- _What you have to do_
Return a copy of every line in the data below that contains "Password".

- _Records provided_
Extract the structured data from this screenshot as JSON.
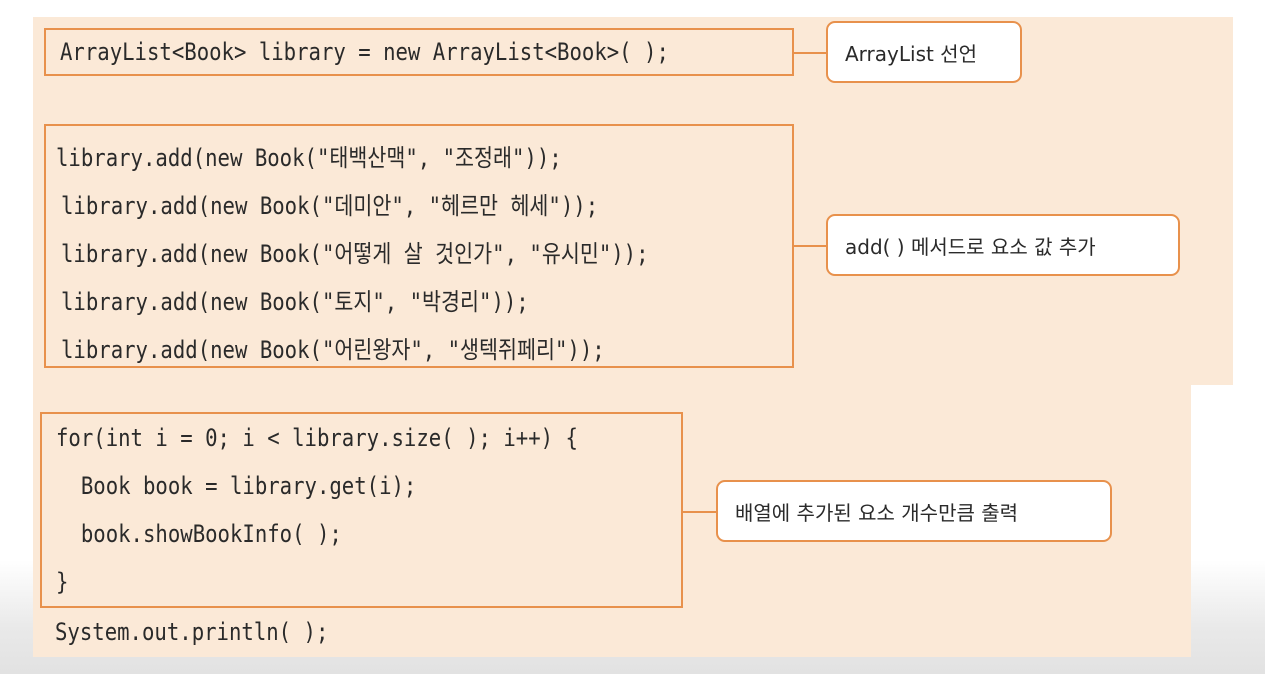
{
  "colors": {
    "panel_background": "#fbe9d7",
    "box_border": "#e8914c",
    "text": "#2a2a2a"
  },
  "declaration": {
    "code": "ArrayList<Book> library = new ArrayList<Book>( );",
    "note": "ArrayList 선언"
  },
  "add_block": {
    "lines": [
      "library.add(new Book(\"태백산맥\", \"조정래\"));",
      "library.add(new Book(\"데미안\", \"헤르만 헤세\"));",
      "library.add(new Book(\"어떻게 살 것인가\", \"유시민\"));",
      "library.add(new Book(\"토지\", \"박경리\"));",
      "library.add(new Book(\"어린왕자\", \"생텍쥐페리\"));"
    ],
    "note": "add( ) 메서드로 요소 값 추가"
  },
  "loop_block": {
    "lines": [
      "for(int i = 0; i < library.size( ); i++) {",
      "  Book book = library.get(i);",
      "  book.showBookInfo( );",
      "}"
    ],
    "note": "배열에 추가된 요소 개수만큼 출력"
  },
  "trailing_line": "System.out.println( );"
}
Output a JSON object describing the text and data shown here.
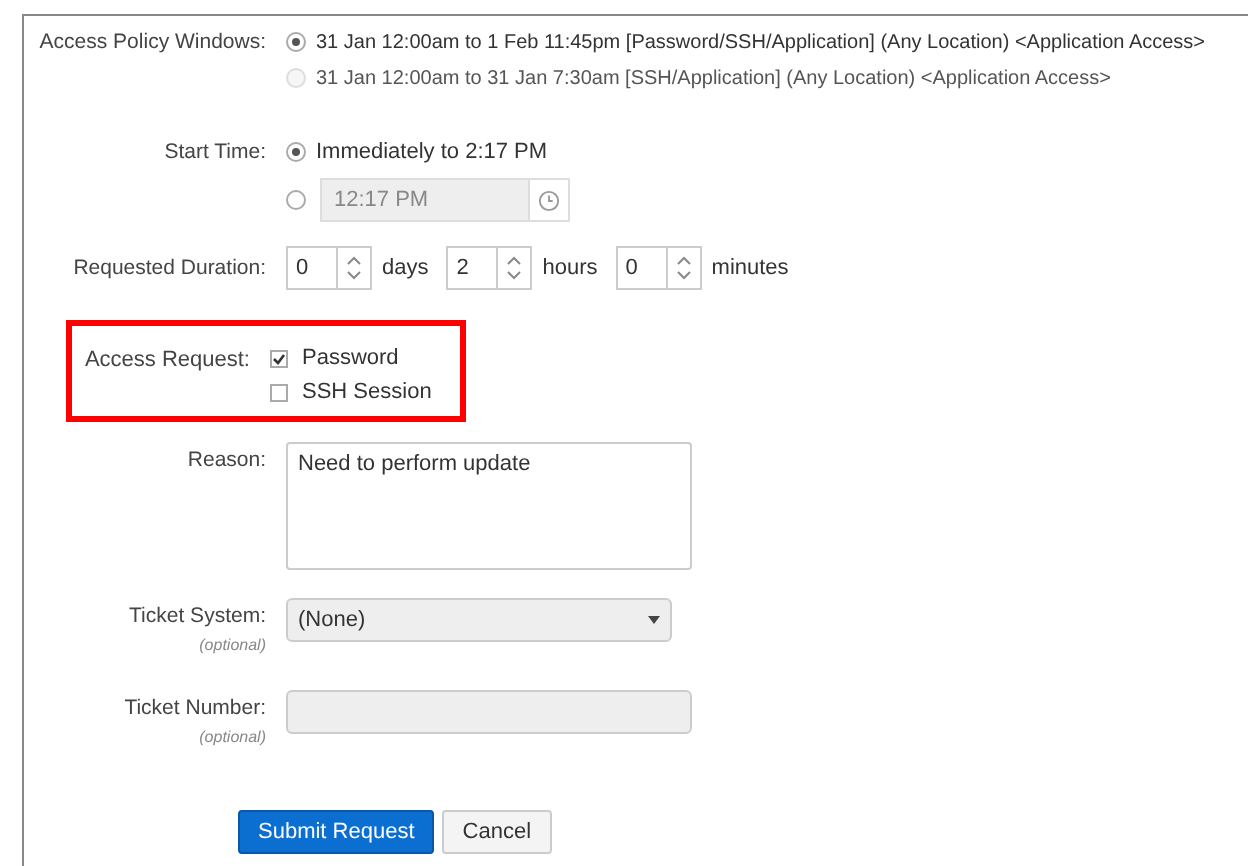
{
  "access_policy_windows": {
    "label": "Access Policy Windows:",
    "options": [
      {
        "text": "31 Jan 12:00am to 1 Feb 11:45pm [Password/SSH/Application] (Any Location) <Application Access>",
        "selected": true,
        "disabled": false
      },
      {
        "text": "31 Jan 12:00am to 31 Jan 7:30am [SSH/Application] (Any Location) <Application Access>",
        "selected": false,
        "disabled": true
      }
    ]
  },
  "start_time": {
    "label": "Start Time:",
    "options": [
      {
        "kind": "text",
        "text": "Immediately to 2:17 PM",
        "selected": true
      },
      {
        "kind": "time",
        "value": "12:17 PM",
        "selected": false
      }
    ]
  },
  "requested_duration": {
    "label": "Requested Duration:",
    "fields": [
      {
        "value": "0",
        "unit": "days"
      },
      {
        "value": "2",
        "unit": "hours"
      },
      {
        "value": "0",
        "unit": "minutes"
      }
    ]
  },
  "access_request": {
    "label": "Access Request:",
    "highlighted": true,
    "options": [
      {
        "label": "Password",
        "checked": true
      },
      {
        "label": "SSH Session",
        "checked": false
      }
    ]
  },
  "reason": {
    "label": "Reason:",
    "value": "Need to perform update"
  },
  "ticket_system": {
    "label": "Ticket System:",
    "note": "(optional)",
    "value": "(None)"
  },
  "ticket_number": {
    "label": "Ticket Number:",
    "note": "(optional)"
  },
  "buttons": [
    {
      "label": "Submit Request",
      "kind": "primary"
    },
    {
      "label": "Cancel",
      "kind": "default"
    }
  ]
}
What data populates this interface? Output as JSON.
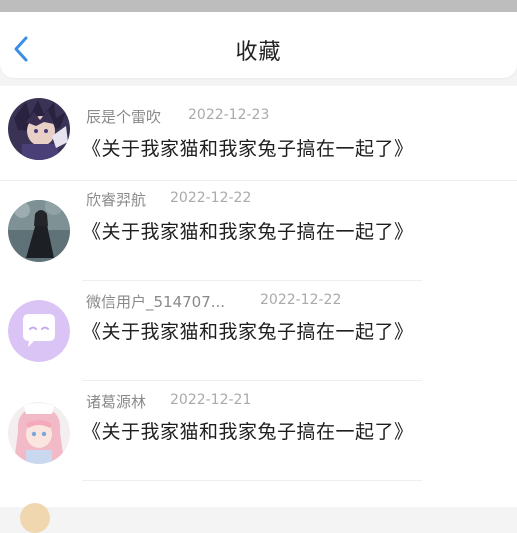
{
  "header": {
    "title": "收藏",
    "accent_color": "#3a8ee6"
  },
  "favorites": [
    {
      "user": "辰是个雷吹",
      "date": "2022-12-23",
      "title": "《关于我家猫和我家兔子搞在一起了》",
      "avatar_icon": "anime-boy-avatar"
    },
    {
      "user": "欣睿羿航",
      "date": "2022-12-22",
      "title": "《关于我家猫和我家兔子搞在一起了》",
      "avatar_icon": "dark-dress-girl-avatar"
    },
    {
      "user": "微信用户_514707...",
      "date": "2022-12-22",
      "title": "《关于我家猫和我家兔子搞在一起了》",
      "avatar_icon": "chat-bubble-avatar"
    },
    {
      "user": "诸葛源林",
      "date": "2022-12-21",
      "title": "《关于我家猫和我家兔子搞在一起了》",
      "avatar_icon": "anime-girl-avatar"
    }
  ]
}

- _Exercise solution_
        "text": "31 Jan 12:00am to 1 Feb 11:45pm [Password/SSH/Application] (Any Location) <Application Access>",
        "label": "Password",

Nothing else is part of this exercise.